We also have another plant under development which we expect to start injecting into the distribution network next summer: the Vila-Sana plant on the outskirts of Lleida. In this case, the biomethane is obtained from agriculture or livestock waste, which will contribute to the development of the local economy and the circular economy.
Mixed Renewable Gas Unit
Other projects that inject into our distribution network
Livestock waste from the Torre Santamaría farm (Balaguer, Lleida) is converted into biomethane in this plant and then injected into the network of Nedgia, our gas distributor. This project was made possible by Spain’s first long-term biomethane sale agreement, signed by Torre Santamaría with Axpo Iberia.

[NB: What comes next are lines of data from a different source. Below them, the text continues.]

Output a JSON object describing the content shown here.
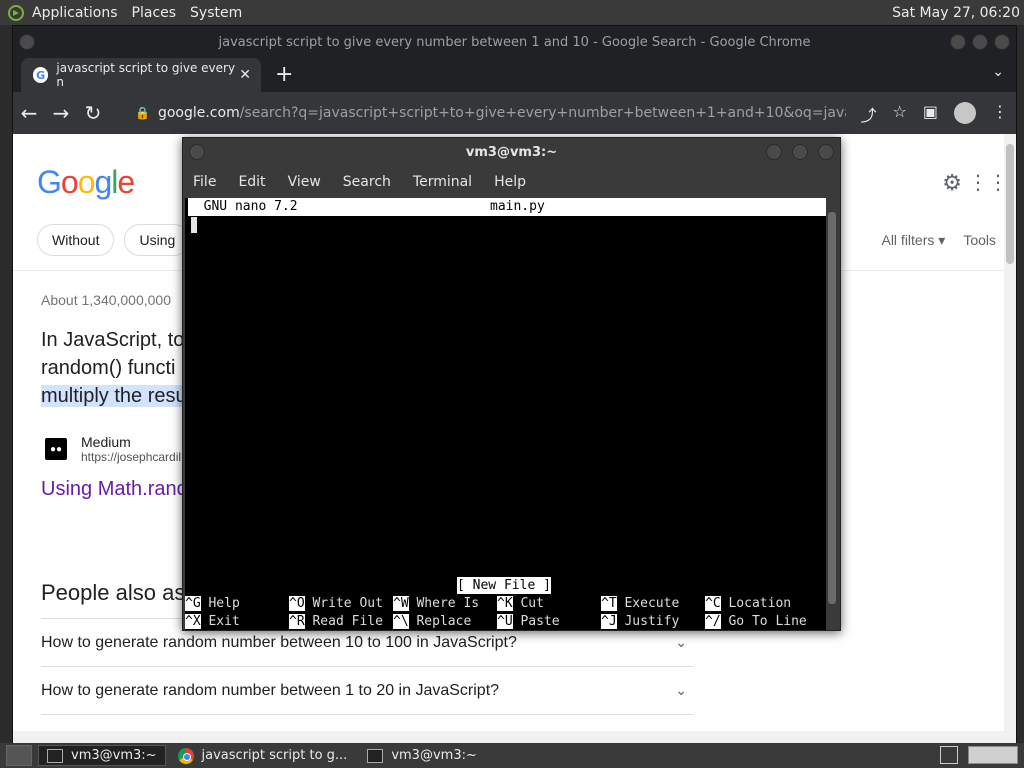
{
  "top_panel": {
    "menus": [
      "Applications",
      "Places",
      "System"
    ],
    "clock": "Sat May 27, 06:20"
  },
  "chrome": {
    "window_title": "javascript script to give every number between 1 and 10 - Google Search - Google Chrome",
    "tab_title": "javascript script to give every n",
    "url_host": "google.com",
    "url_path": "/search?q=javascript+script+to+give+every+number+between+1+and+10&oq=javascript+script+t..."
  },
  "google": {
    "chips": [
      "Without",
      "Using"
    ],
    "all_filters": "All filters",
    "tools": "Tools",
    "about": "About 1,340,000,000",
    "snippet_line1": "In JavaScript, to",
    "snippet_line2": "random() functi",
    "snippet_line3": "multiply the resu",
    "source_name": "Medium",
    "source_url": "https://josephcardil",
    "result_link": "Using Math.rand",
    "paa_title": "People also as",
    "paa_items": [
      "How to generate random number between 10 to 100 in JavaScript?",
      "How to generate random number between 1 to 20 in JavaScript?"
    ]
  },
  "terminal": {
    "title": "vm3@vm3:~",
    "menu": [
      "File",
      "Edit",
      "View",
      "Search",
      "Terminal",
      "Help"
    ],
    "nano_version": "  GNU nano 7.2",
    "filename": "main.py",
    "status": "[ New File ]",
    "shortcuts_row1": [
      {
        "key": "^G",
        "label": " Help"
      },
      {
        "key": "^O",
        "label": " Write Out"
      },
      {
        "key": "^W",
        "label": " Where Is"
      },
      {
        "key": "^K",
        "label": " Cut"
      },
      {
        "key": "^T",
        "label": " Execute"
      },
      {
        "key": "^C",
        "label": " Location"
      }
    ],
    "shortcuts_row2": [
      {
        "key": "^X",
        "label": " Exit"
      },
      {
        "key": "^R",
        "label": " Read File"
      },
      {
        "key": "^\\",
        "label": " Replace"
      },
      {
        "key": "^U",
        "label": " Paste"
      },
      {
        "key": "^J",
        "label": " Justify"
      },
      {
        "key": "^/",
        "label": " Go To Line"
      }
    ]
  },
  "taskbar": {
    "tasks": [
      "vm3@vm3:~",
      "javascript script to g...",
      "vm3@vm3:~"
    ]
  }
}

Project in Galicia with Repsol and Reganosa to transform surplus slurry (cattle, pig and poultry) and other organic waste from this Autonomous Community into biomethane, with the aim of producing renewable gas to cover 7% of demand for gas in Galicia.
Project in the Valencia Region carried out with Enagás and Genia to obtain biomethane from waste rice straw, offering a solution to the environmental problems caused when this waste is burned.

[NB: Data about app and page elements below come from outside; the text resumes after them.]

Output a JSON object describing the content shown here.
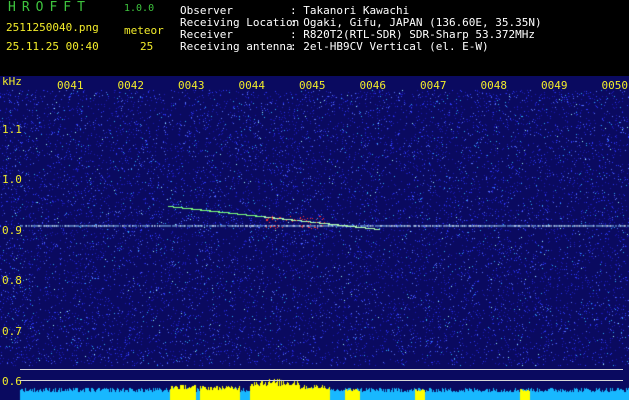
{
  "header": {
    "app_title": "HROFFT",
    "app_version": "1.0.0",
    "file_name": "2511250040.png",
    "date_time": "25.11.25 00:40",
    "meteor_label": "meteor",
    "meteor_count": "25",
    "info": [
      {
        "label": "Observer",
        "value": ": Takanori Kawachi"
      },
      {
        "label": "Receiving Location",
        "value": ": Ogaki, Gifu, JAPAN (136.60E, 35.35N)"
      },
      {
        "label": "Receiver",
        "value": ": R820T2(RTL-SDR) SDR-Sharp 53.372MHz"
      },
      {
        "label": "Receiving antenna",
        "value": ": 2el-HB9CV Vertical (el. E-W)"
      }
    ]
  },
  "axes": {
    "unit": "kHz",
    "time_labels": [
      "0041",
      "0042",
      "0043",
      "0044",
      "0045",
      "0046",
      "0047",
      "0048",
      "0049",
      "0050"
    ],
    "freq_labels": [
      {
        "label": "1.1",
        "value": 1.1
      },
      {
        "label": "1.0",
        "value": 1.0
      },
      {
        "label": "0.9",
        "value": 0.9
      },
      {
        "label": "0.8",
        "value": 0.8
      },
      {
        "label": "0.7",
        "value": 0.7
      },
      {
        "label": "0.6",
        "value": 0.6
      }
    ]
  },
  "colors": {
    "background": "#0a0a60",
    "axis_text": "#f2ec2a",
    "header_green": "#3ec43e",
    "carrier": "#8fd0ff",
    "meteor_head": "#ff3030",
    "meteor_trail": "#7cff7c",
    "level_bar": "#ffff00",
    "baseline": "#18b8ff"
  }
}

We are paying close attention to the reconversion of our coal fired thermal power plants in Just Transition areas to develop hydrogen, a clear example of how the energy transition is making it possible to generate new opportunities in areas that have been affected by the changing energy model.
One example of this is our partnership with Repsol and Reganosa to develop a renewable hydrogen hub in Galicia. The project entails installing an electrolysis plant powered with 100% renewable energy on land once occupied by the Meirama thermal power plant in the town of Cerceda (A Coruña).

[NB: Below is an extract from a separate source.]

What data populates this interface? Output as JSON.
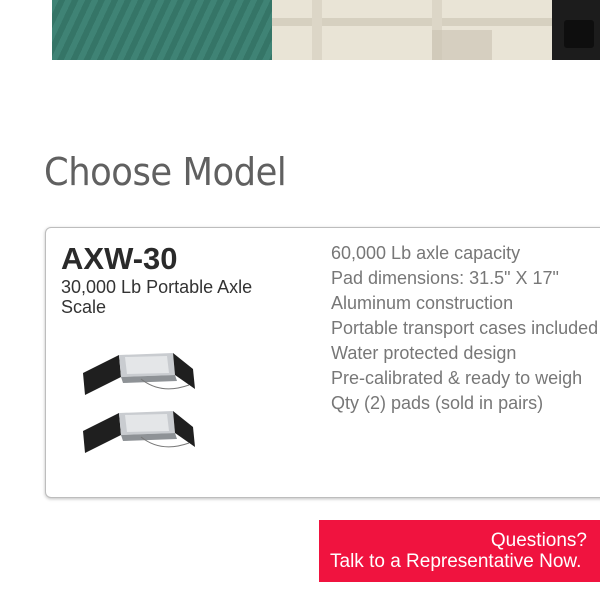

In this regard, the company will work in collaboration with Enagás in León to create the largest green hydrogen plant in Spain, with the aim of producing approximately 9,000 tonnes of renewable hydrogen every year from a 400 MW photovoltaic power plant and an electrolyser with power of up to 60 MW to cover local consumption, to be injected into the gas network and possibly exported to north-western Europe in the future.
The Catalina Project, which is being developed by a consortium made up of Copenhagen Infrastructure Partners, Naturgy, Enagás, Fertiberia and Vestas is also noteworthy. Catalina is a pioneering project at a global level for the production of green hydrogen and ammonia which will connect the excellent renewable resources in Aragón with industrial consumption centres on the eastern coast of Spain through a sustainable infrastructure.
Renewable hydrogen hub of up to 200 MW in Meirama
Meirama Meirama will house the future Galician renewable hydrogen production hub. The project entails installing an electrolysis plant powered with 100% renewable energy on land once occupied by the Meirama thermal power plant in the town of Cerceda (A Coruña).
The second phase of the Renewable Gas Mixed Unit research project will be carried out on other renewable gases such as green hydrogen and bio-syngas to assess the impact they have on current infrastructures and end consumers.